Waterfront Alliance pitches downtown playground
Editor’s note: Before publishing this story, Gig Harbor Downtown Waterfront Alliance executive director Carrianne Ekberg told Gig Harbor Now that plans for a downtown playground are “on hold.” Soundview Park is also no longer the preferred location for a downtown playground. Images previously presented with this article, which were included in information provided to the city parks commission, do not reflect the alliance’s wishes for an actual playground.
The Gig Harbor Downtown Waterfront Alliance thinks more shoppers might be coaxed into downtown businesses if the city had a playground in a nearby park.
Carrianne Ekberg, executive director of the alliance, pitched the idea to the city’s parks commission in November and presented designs for several playground possibilities.
The Alliance’s first choice for the playground was Soundview Forest, across from the Tides Tavern, but the organization is flexible about the location, Ekberg said. She added that the alliance’s designer, Reikow Landscape Design, put together a “very elaborate plan” that could be “scaled back to determine what might make the biggest difference in the space with minimal impact.”

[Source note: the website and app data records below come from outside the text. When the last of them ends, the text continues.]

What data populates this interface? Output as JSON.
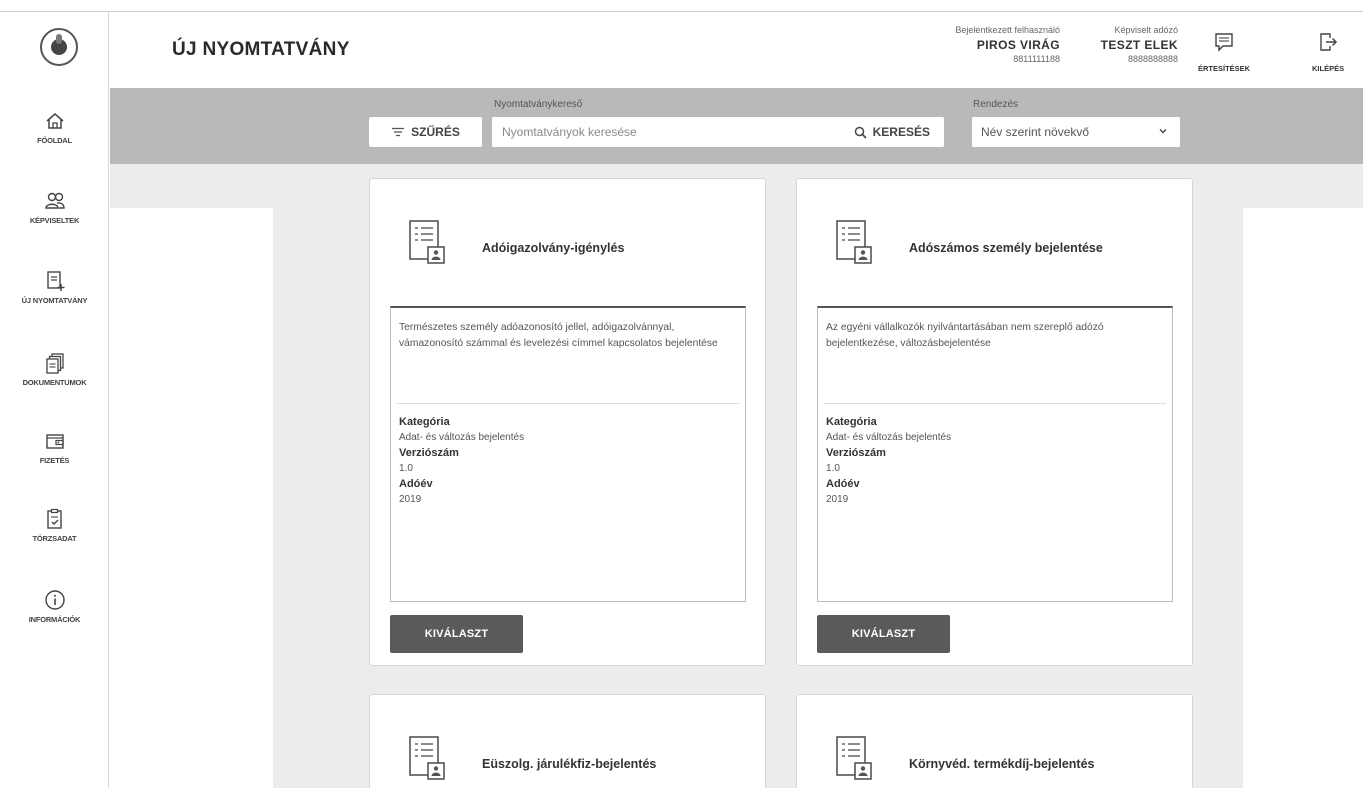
{
  "header": {
    "title": "ÚJ NYOMTATVÁNY",
    "logged_in_caption": "Bejelentkezett felhasználó",
    "logged_in_name": "PIROS VIRÁG",
    "logged_in_id": "8811111188",
    "represented_caption": "Képviselt adózó",
    "represented_name": "TESZT ELEK",
    "represented_id": "8888888888",
    "notifications_label": "ÉRTESÍTÉSEK",
    "logout_label": "KILÉPÉS"
  },
  "sidebar": {
    "items": [
      {
        "label": "FŐOLDAL",
        "icon": "home-icon"
      },
      {
        "label": "KÉPVISELTEK",
        "icon": "users-icon"
      },
      {
        "label": "ÚJ NYOMTATVÁNY",
        "icon": "new-form-icon"
      },
      {
        "label": "DOKUMENTUMOK",
        "icon": "documents-icon"
      },
      {
        "label": "FIZETÉS",
        "icon": "wallet-icon"
      },
      {
        "label": "TÖRZSADAT",
        "icon": "master-data-icon"
      },
      {
        "label": "INFORMÁCIÓK",
        "icon": "info-icon"
      }
    ]
  },
  "search": {
    "filter_label": "SZŰRÉS",
    "search_caption": "Nyomtatványkereső",
    "placeholder": "Nyomtatványok keresése",
    "search_button": "KERESÉS",
    "sort_caption": "Rendezés",
    "sort_value": "Név szerint növekvő"
  },
  "cards": [
    {
      "title": "Adóigazolvány-igénylés",
      "description": "Természetes személy adóazonosító jellel, adóigazolvánnyal, vámazonosító számmal és levelezési címmel kapcsolatos bejelentése",
      "category_label": "Kategória",
      "category": "Adat- és változás bejelentés",
      "version_label": "Verziószám",
      "version": "1.0",
      "year_label": "Adóév",
      "year": "2019",
      "button": "KIVÁLASZT"
    },
    {
      "title": "Adószámos személy bejelentése",
      "description": "Az egyéni vállalkozók nyilvántartásában nem szereplő adózó bejelentkezése, változásbejelentése",
      "category_label": "Kategória",
      "category": "Adat- és változás bejelentés",
      "version_label": "Verziószám",
      "version": "1.0",
      "year_label": "Adóév",
      "year": "2019",
      "button": "KIVÁLASZT"
    },
    {
      "title": "Eüszolg. járulékfiz-bejelentés"
    },
    {
      "title": "Környvéd. termékdíj-bejelentés"
    }
  ],
  "colors": {
    "search_band": "#b9b9b9",
    "main_background": "#ececec",
    "button": "#5a5a5a"
  }
}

In a subsequent email, Ekberg said that the alliance’s board of directors hasn’t yet approved the playground idea and that plans are “on hold.” She said that the designs “were all just ideas to see if the Parks Commission would be open to supporting a playground in the waterfront district. We also aren’t set on Soundview Forest park and do not currently have a location in mind.”
Former mayor weighs in
The playground proposal prompted a letter to parks commissioners from former mayor Kit Kuhn. Kuhn won the support of 71 percent of voters in November 2017 on an anti-development platform.
Before Kuhn’s election, a group led by the Cheney Foundation announced plans to build a gated community of high-end condominiums on the forested land.
In March 2018, just months after taking office, Kuhn negotiated the purchase the property from the Erivan Haub family. Billionaire Haub owned supermarkets throughout Europe and had deep connections to Pierce County, including a waterfront home in Gig Harbor in addition to other local properties.
“Literally thousands of citizens were thrilled with the preservation of this forest of over 300 trees over 100 years old,” Kuhn wrote in his letter to the parks commission. He added that the goal upon purchase of the property was “to keep the park rural so as not to disturb the trees, tree roots, the future of the nesting heron and the natural beauty.”
The proposed playground would have to be ADA accessible, which would add significantly to costs, he wrote.
Deed allows changes to forest land
City Parks Administrator Jennifer Haro said the deed for the property does not prohibit “development of a playground, especially if all the trees are retained.
The deed requires the property to be used “as a park, nature preserve, and/or similar public use in which substantial trees and vegetation are retained except in areas of active public use,’” Haro wrote in an email.
Parks Commissioner Justin Teerlinck said that he had “no idea why this playground should even exist. I see no connection between building a playground and increasing business downtown or how this will lead to a return on investment of people buying more lattes.”
The parks commission will meet at 5:30 p.m. Jan. 3. As of Dec. 27, the meeting agenda was not available on the city’s website.